Dempster describes some of the benefits of integrating such AI-powered systems into healthcare, for example. Across the UK, more care agencies are starting to introduce non-intrusive digital solutions into their client's home. "Unlike CCTV or biometric scanners, the implementation of AI and smart technology through IoT sensors enables carers to extend the delivery of care to 24/7 without having to interfere with their client's day to day lives. This technology is a great solution to ensuring every carer has a greater level of insight into the wellbeing of their clients and will have a huge advantage for those receiving domiciliary care," she says. But such access brings with it concerns about privacy and security as well as care. A framework to manage how such deployments are done and to ensure that informed consent takes place is just one area where human rights and tech innovation need to meet.

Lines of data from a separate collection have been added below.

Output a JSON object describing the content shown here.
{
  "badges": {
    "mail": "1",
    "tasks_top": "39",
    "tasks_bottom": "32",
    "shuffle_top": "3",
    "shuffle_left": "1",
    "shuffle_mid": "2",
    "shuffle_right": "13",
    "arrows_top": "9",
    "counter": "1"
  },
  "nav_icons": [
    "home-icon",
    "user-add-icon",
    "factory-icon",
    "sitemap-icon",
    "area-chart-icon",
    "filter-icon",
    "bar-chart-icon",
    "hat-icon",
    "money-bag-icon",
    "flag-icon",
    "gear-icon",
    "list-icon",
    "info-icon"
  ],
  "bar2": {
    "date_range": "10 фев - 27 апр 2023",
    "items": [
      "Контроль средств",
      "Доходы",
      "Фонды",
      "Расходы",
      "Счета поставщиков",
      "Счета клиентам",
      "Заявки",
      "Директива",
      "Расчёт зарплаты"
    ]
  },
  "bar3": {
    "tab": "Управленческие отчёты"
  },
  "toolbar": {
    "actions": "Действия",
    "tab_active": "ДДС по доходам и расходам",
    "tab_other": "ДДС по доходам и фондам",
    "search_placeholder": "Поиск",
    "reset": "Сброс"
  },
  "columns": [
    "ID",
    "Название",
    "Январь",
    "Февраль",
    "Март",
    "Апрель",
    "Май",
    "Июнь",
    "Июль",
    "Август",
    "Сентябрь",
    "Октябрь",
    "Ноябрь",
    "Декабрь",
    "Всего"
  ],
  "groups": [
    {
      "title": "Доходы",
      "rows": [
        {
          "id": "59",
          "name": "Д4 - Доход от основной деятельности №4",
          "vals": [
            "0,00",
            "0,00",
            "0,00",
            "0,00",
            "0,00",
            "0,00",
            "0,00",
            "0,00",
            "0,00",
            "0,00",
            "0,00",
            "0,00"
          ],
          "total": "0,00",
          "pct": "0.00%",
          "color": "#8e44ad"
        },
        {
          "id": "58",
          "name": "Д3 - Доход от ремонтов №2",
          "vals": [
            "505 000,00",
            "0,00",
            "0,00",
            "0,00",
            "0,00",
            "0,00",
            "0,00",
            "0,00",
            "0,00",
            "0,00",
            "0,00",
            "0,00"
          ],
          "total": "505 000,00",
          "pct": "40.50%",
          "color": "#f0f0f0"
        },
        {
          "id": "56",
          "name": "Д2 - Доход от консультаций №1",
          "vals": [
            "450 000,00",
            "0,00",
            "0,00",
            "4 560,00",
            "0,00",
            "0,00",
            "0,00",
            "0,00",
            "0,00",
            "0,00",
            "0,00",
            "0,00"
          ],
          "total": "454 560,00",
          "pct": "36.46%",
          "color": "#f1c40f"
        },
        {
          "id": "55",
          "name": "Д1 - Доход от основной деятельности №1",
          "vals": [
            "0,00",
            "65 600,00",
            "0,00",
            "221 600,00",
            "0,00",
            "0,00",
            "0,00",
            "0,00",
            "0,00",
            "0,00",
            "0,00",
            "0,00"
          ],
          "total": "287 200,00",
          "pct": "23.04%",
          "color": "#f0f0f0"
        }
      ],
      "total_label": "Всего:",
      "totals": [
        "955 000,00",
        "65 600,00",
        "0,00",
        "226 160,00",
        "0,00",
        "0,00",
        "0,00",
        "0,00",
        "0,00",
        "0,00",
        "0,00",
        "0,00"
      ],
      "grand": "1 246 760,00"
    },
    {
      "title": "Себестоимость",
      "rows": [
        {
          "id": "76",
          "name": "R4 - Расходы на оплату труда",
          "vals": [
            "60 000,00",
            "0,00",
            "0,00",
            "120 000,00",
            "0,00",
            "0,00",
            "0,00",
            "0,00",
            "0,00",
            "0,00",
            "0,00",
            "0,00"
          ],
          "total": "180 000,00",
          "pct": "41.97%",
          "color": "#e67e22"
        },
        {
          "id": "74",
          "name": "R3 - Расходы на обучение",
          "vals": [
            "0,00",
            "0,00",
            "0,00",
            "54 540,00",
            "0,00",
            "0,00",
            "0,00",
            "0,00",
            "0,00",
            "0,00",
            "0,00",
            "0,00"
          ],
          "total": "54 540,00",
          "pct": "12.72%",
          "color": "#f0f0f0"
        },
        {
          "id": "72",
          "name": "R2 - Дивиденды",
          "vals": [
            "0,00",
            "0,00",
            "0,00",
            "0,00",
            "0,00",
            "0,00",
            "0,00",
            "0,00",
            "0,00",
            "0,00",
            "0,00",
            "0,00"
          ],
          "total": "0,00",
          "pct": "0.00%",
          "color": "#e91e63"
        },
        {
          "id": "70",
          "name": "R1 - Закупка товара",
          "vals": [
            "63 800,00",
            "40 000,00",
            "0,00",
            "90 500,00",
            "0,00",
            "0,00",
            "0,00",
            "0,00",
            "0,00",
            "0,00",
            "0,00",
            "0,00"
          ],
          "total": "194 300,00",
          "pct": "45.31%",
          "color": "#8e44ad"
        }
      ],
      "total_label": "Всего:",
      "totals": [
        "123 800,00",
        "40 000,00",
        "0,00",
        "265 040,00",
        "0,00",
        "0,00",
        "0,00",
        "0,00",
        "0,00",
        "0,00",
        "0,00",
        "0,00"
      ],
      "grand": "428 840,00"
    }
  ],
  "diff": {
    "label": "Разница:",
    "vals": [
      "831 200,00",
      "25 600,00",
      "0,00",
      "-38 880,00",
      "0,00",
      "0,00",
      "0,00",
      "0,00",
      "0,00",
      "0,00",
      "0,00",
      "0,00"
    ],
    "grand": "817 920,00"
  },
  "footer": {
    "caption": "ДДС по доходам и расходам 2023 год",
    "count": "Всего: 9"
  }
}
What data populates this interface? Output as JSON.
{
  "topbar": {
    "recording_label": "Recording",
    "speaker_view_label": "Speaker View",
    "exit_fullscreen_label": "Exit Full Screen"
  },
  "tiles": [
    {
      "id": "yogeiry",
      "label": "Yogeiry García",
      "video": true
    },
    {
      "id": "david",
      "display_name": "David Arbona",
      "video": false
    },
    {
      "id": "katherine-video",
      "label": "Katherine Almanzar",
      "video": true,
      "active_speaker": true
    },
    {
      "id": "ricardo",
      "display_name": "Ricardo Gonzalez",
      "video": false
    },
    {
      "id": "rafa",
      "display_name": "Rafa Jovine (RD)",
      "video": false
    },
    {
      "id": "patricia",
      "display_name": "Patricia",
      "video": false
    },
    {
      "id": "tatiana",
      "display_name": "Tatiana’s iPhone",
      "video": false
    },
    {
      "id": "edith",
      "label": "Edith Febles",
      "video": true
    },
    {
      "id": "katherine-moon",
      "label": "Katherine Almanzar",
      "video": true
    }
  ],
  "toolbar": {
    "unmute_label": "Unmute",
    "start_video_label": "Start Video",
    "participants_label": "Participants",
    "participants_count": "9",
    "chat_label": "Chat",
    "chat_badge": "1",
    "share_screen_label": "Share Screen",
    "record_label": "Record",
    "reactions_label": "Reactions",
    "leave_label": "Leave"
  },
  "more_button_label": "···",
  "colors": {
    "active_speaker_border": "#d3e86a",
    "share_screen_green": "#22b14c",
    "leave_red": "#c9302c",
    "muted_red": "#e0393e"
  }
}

Northman also notes that the extraordinary pace of development is a formidable barrier to even understanding the issues. "As you get your head around what you thought was the issue, the issue morphs into a different problem altogether," he says. A considered, methodical approach to building a framework to deal with ethical and legal issues related to the use of technology is needed to ensure that the benefits are reaped without compromising the human rights of certain groups of people.

Going forward, Northman believes that the pace of change will slow and our experience with the issues will help us address the greatest challenges to human rights. "Progress will be uneven, but we will come to recognize patterns (perhaps with the help of AI) of problems that can then be addressed. Progress will be global, as countries and regions learn from one another and establish infrastructure to spot problems as they emerge rather than waiting to react."